How to complete this task » Match the word "process". Return each line of the data below where it appears.

(Records from a dataset)
########################################
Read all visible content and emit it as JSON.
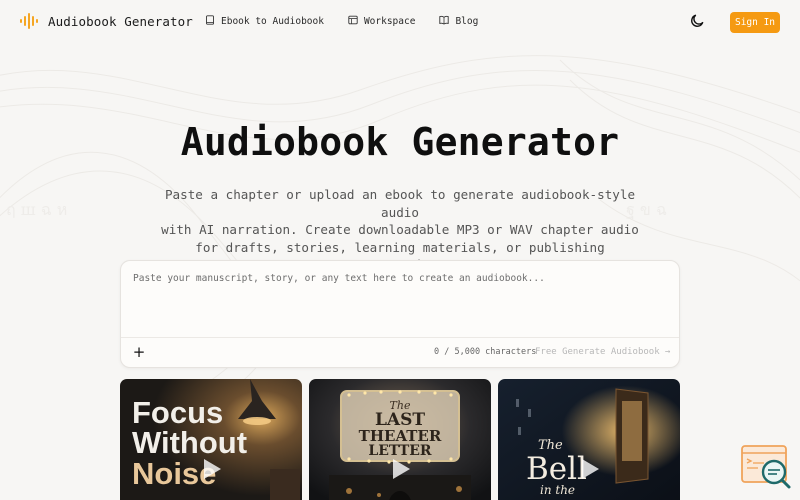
{
  "header": {
    "brand_name": "Audiobook Generator",
    "nav": [
      {
        "label": "Ebook to Audiobook",
        "icon": "book-icon"
      },
      {
        "label": "Workspace",
        "icon": "workspace-icon"
      },
      {
        "label": "Blog",
        "icon": "open-book-icon"
      }
    ],
    "theme_icon": "moon-icon",
    "signin_label": "Sign In"
  },
  "hero": {
    "title": "Audiobook Generator",
    "subtitle_lines": [
      "Paste a chapter or upload an ebook to generate audiobook-style audio",
      "with AI narration. Create downloadable MP3 or WAV chapter audio",
      "for drafts, stories, learning materials, or publishing preparation."
    ]
  },
  "composer": {
    "placeholder": "Paste your manuscript, story, or any text here to create an audiobook...",
    "value": "",
    "add_icon": "plus-icon",
    "char_count": "0 / 5,000 characters",
    "generate_label": "Free Generate Audiobook →"
  },
  "books": [
    {
      "cover_lines": [
        "Focus",
        "Without",
        "Noise"
      ],
      "play_icon": "play-icon"
    },
    {
      "cover_lines": [
        "The",
        "LAST",
        "THEATER",
        "LETTER"
      ],
      "play_icon": "play-icon"
    },
    {
      "cover_lines": [
        "The",
        "Bell",
        "in the"
      ],
      "play_icon": "play-icon"
    }
  ],
  "widget": {
    "icon": "search-chat-icon"
  },
  "colors": {
    "accent": "#f59a12",
    "background": "#f7f6f4",
    "brand_logo": "#f5a623"
  }
}
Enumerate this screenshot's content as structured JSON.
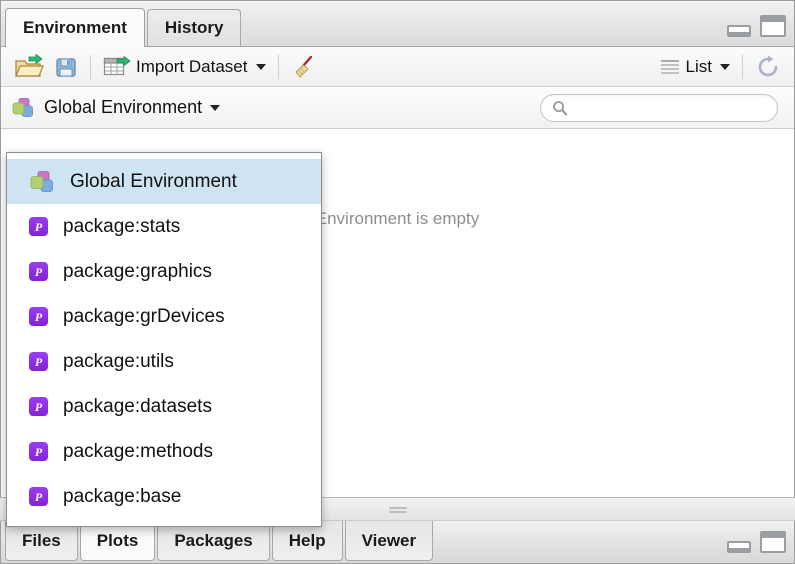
{
  "window": {
    "pane_minimize_label": "Minimize pane",
    "pane_maximize_label": "Maximize pane"
  },
  "top_tabs": [
    {
      "label": "Environment",
      "active": true
    },
    {
      "label": "History",
      "active": false
    }
  ],
  "toolbar": {
    "load_workspace_icon": "open-folder-icon",
    "save_workspace_icon": "floppy-disk-icon",
    "import_dataset_label": "Import Dataset",
    "import_dataset_icon": "grid-import-icon",
    "clear_icon": "broom-icon",
    "view_mode_label": "List",
    "view_mode_icon": "list-lines-icon",
    "refresh_icon": "refresh-icon"
  },
  "envbar": {
    "current_environment": "Global Environment",
    "environment_icon": "global-environment-icon",
    "search_placeholder": "",
    "search_value": "",
    "search_icon": "magnifier-icon"
  },
  "env_body": {
    "empty_message": "Environment is empty"
  },
  "dropdown": {
    "items": [
      {
        "label": "Global Environment",
        "icon": "global-environment-icon",
        "selected": true
      },
      {
        "label": "package:stats",
        "icon": "package-icon",
        "selected": false
      },
      {
        "label": "package:graphics",
        "icon": "package-icon",
        "selected": false
      },
      {
        "label": "package:grDevices",
        "icon": "package-icon",
        "selected": false
      },
      {
        "label": "package:utils",
        "icon": "package-icon",
        "selected": false
      },
      {
        "label": "package:datasets",
        "icon": "package-icon",
        "selected": false
      },
      {
        "label": "package:methods",
        "icon": "package-icon",
        "selected": false
      },
      {
        "label": "package:base",
        "icon": "package-icon",
        "selected": false
      }
    ]
  },
  "bottom_tabs": [
    {
      "label": "Files",
      "active": false
    },
    {
      "label": "Plots",
      "active": true
    },
    {
      "label": "Packages",
      "active": false
    },
    {
      "label": "Help",
      "active": false
    },
    {
      "label": "Viewer",
      "active": false
    }
  ],
  "colors": {
    "selection_blue": "#cfe4f3",
    "package_purple": "#8d2be2",
    "accent_green": "#3cb878",
    "empty_text_gray": "#8d8d8d"
  }
}
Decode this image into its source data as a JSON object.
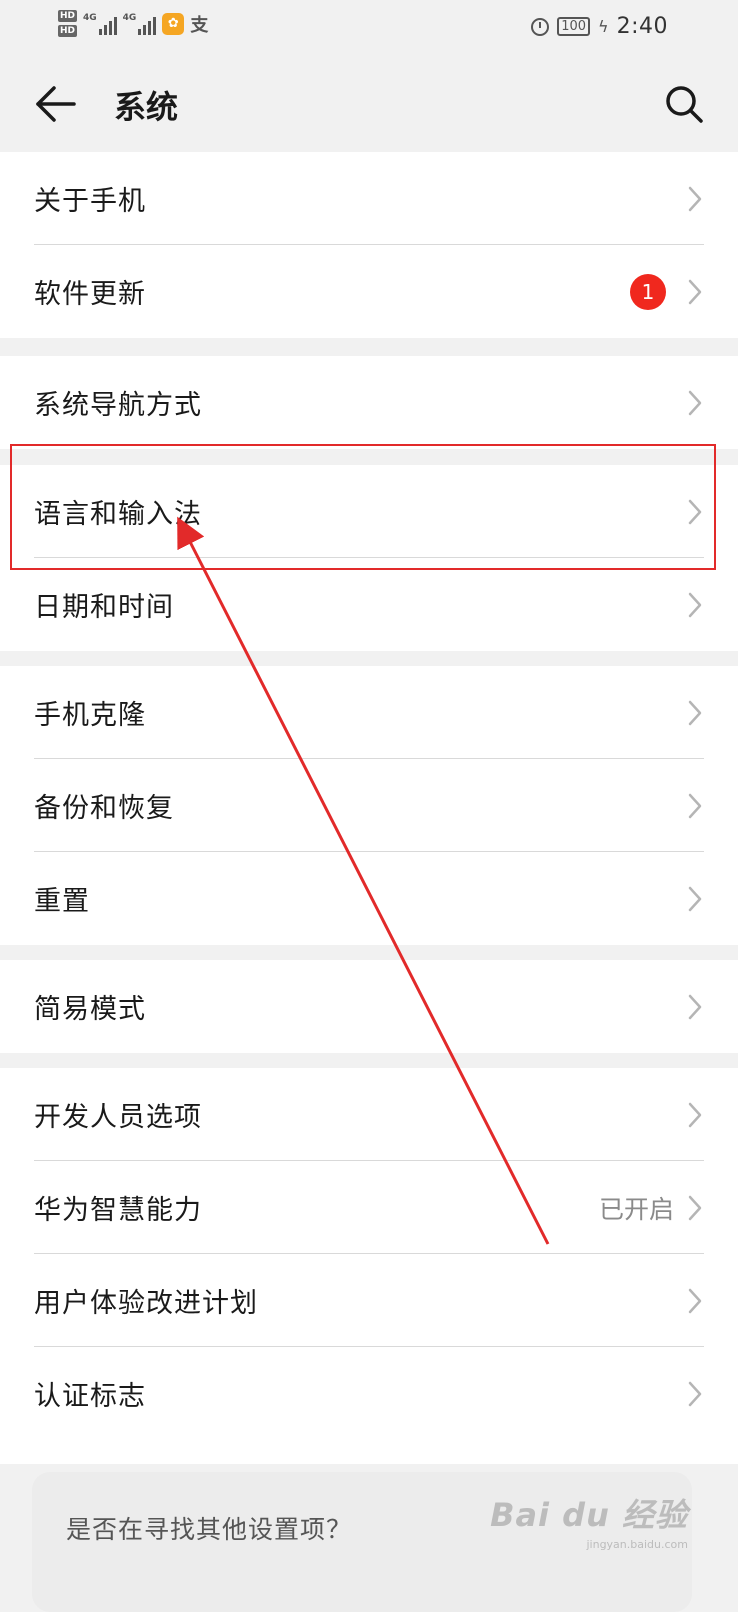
{
  "status_bar": {
    "sim1": "HD",
    "sim2": "HD",
    "net1": "4G",
    "net2": "4G",
    "uc_app_icon": "uc-browser-icon",
    "alipay_icon": "支",
    "battery": "100",
    "time": "2:40"
  },
  "header": {
    "title": "系统"
  },
  "groups": [
    {
      "items": [
        {
          "label": "关于手机"
        },
        {
          "label": "软件更新",
          "badge": "1"
        }
      ]
    },
    {
      "items": [
        {
          "label": "系统导航方式"
        },
        {
          "label": "语言和输入法"
        },
        {
          "label": "日期和时间"
        }
      ]
    },
    {
      "items": [
        {
          "label": "手机克隆"
        },
        {
          "label": "备份和恢复"
        },
        {
          "label": "重置"
        }
      ]
    },
    {
      "items": [
        {
          "label": "简易模式"
        }
      ]
    },
    {
      "items": [
        {
          "label": "开发人员选项"
        },
        {
          "label": "华为智慧能力",
          "value": "已开启"
        },
        {
          "label": "用户体验改进计划"
        },
        {
          "label": "认证标志"
        }
      ]
    }
  ],
  "more_settings": {
    "text": "是否在寻找其他设置项？"
  },
  "watermark": {
    "main": "Bai du 经验",
    "sub": "jingyan.baidu.com"
  },
  "colors": {
    "annotation_red": "#e22a2a",
    "badge_red": "#f0281e"
  }
}
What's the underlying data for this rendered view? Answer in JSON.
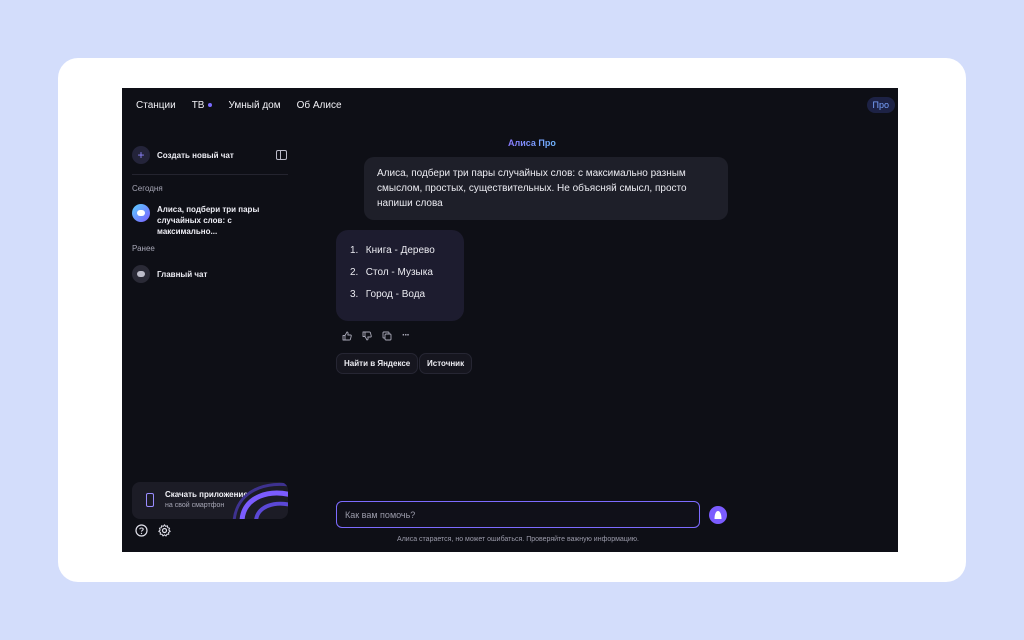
{
  "nav": {
    "items": [
      {
        "label": "Станции"
      },
      {
        "label": "ТВ"
      },
      {
        "label": "Умный дом"
      },
      {
        "label": "Об Алисе"
      }
    ],
    "pro_badge": "Про"
  },
  "sidebar": {
    "new_chat_label": "Создать новый чат",
    "today_label": "Сегодня",
    "today_chat": "Алиса, подбери три пары случайных слов: с максимально...",
    "earlier_label": "Ранее",
    "main_chat": "Главный чат",
    "promo_title": "Скачать приложение",
    "promo_subtitle": "на свой смартфон"
  },
  "chat": {
    "title": "Алиса Про",
    "user_message": "Алиса, подбери три пары случайных слов: с максимально разным смыслом, простых, существительных. Не объясняй смысл, просто напиши слова",
    "answer": [
      {
        "num": "1.",
        "text": "Книга - Дерево"
      },
      {
        "num": "2.",
        "text": "Стол - Музыка"
      },
      {
        "num": "3.",
        "text": "Город - Вода"
      }
    ],
    "chips": [
      "Найти в Яндексе",
      "Источник"
    ],
    "more_glyph": "···"
  },
  "composer": {
    "placeholder": "Как вам помочь?",
    "disclaimer": "Алиса старается, но может ошибаться. Проверяйте важную информацию."
  },
  "colors": {
    "accent": "#7b5cff",
    "background": "#0e0f16",
    "page": "#d3ddfb"
  }
}
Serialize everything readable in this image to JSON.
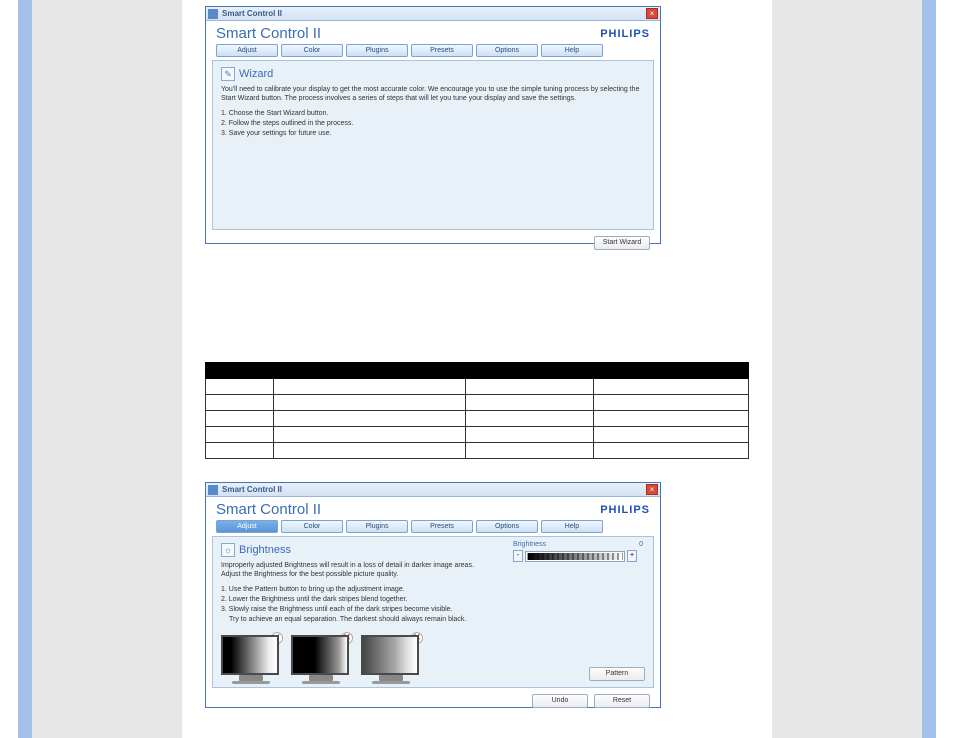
{
  "app": {
    "window_title": "Smart Control II",
    "app_title": "Smart Control II",
    "brand": "PHILIPS",
    "close_glyph": "×"
  },
  "tabs": {
    "adjust": "Adjust",
    "color": "Color",
    "plugins": "Plugins",
    "presets": "Presets",
    "options": "Options",
    "help": "Help"
  },
  "wizard": {
    "title": "Wizard",
    "intro": "You'll need to calibrate your display to get the most accurate color. We encourage you to use the simple tuning process by selecting the Start Wizard button. The process involves a series of steps that will let you tune your display and save the settings.",
    "step1": "1. Choose the Start Wizard button.",
    "step2": "2. Follow the steps outlined in the process.",
    "step3": "3. Save your settings for future use.",
    "start_btn": "Start Wizard"
  },
  "brightness": {
    "title": "Brightness",
    "intro": "Improperly adjusted Brightness will result in a loss of detail in darker image areas. Adjust the Brightness for the best possible picture quality.",
    "step1": "1. Use the Pattern button to bring up the adjustment image.",
    "step2": "2. Lower the Brightness until the dark stripes blend together.",
    "step3": "3. Slowly raise the Brightness until each of the dark stripes become visible.",
    "step3b": "Try to achieve an equal separation. The darkest should always remain black.",
    "slider_label": "Brightness",
    "slider_value": "0",
    "minus": "-",
    "plus": "+",
    "pattern_btn": "Pattern",
    "undo_btn": "Undo",
    "reset_btn": "Reset",
    "mark_ok": "✓",
    "mark_no": "✕"
  }
}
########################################
Response to this exercise »
    "intro": "You'll need to calibrate your display to get the most accurate color. We encourage you to use the simple tuning process by selecting the Start Wizard button. The process involves a series of steps that will let you tune your display and save the settings.",
    "step2": "2. Follow the steps outlined in the process.",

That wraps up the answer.